(MPa)
Ultimate
strength
(MPa)
silicon 107 5000–9000
tungsten 411 550 550–620
iron 211 80–100 350
titanium 120 100–225 246–370
copper 130 117 210
tantalum 186 180 200
tin 47 9–14 15–200
zinc alloy 85–105 200–400 200–400
nickel 170 140–350 140–195
silver 83 170
gold 79 100
aluminium 70 15–20 40–50

## References

1. Degarmo, Black & Kohser 2003, p. 31
2. Smith & Hashemi 2006, p. 223
3. E.J. Pavlina and C.J. Van Tyne, "Correlation of Yield Strength and Tensile Strength with Hardness for Steels", Journal of Materials Engineering and Performance, 17:6 (December 2008)
4. [1] IAPD Typical Properties of Acrylics
5. strictly speaking this figure is the flexural strength (or modulus of rupture), which is a more appropriate measure for brittle materials than "ultimate strength."

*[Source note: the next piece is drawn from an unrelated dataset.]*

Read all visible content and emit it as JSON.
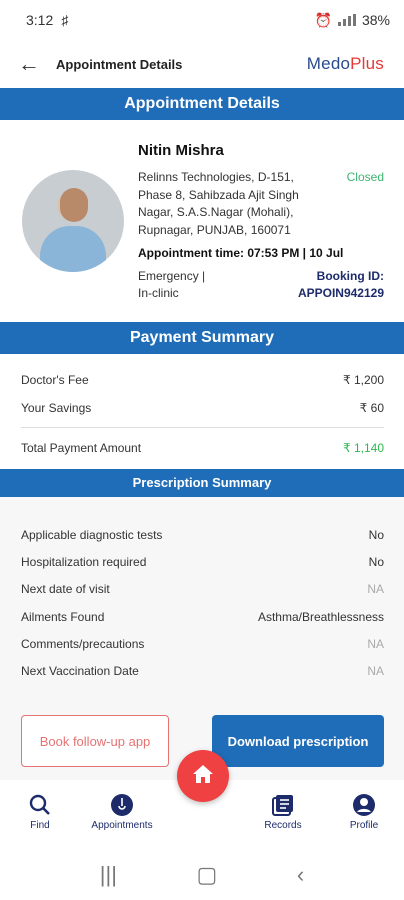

6. Agnarsson, I; Kuntner, M; Blackledge, TA (2010). "Bioprospecting Finds the Toughest Biological Material: Extraordinary Silk from a Giant Riverine Orb Spider". PLOS ONE 5 (9): e11234. doi:10.1371/journal.pone.0011234. PMID 20856804. Bibcode2010PLoSO...511234A.
7. Oral, E; Christensen, SD; Malhi, AS; Wannomae, KK; Muratoglu, OK (2006). "PubMed Central, Table 3". J Arthroplasty 21 (4): 580–91. doi:10.1016/j.arth.2005.07.009. PMID 16781413.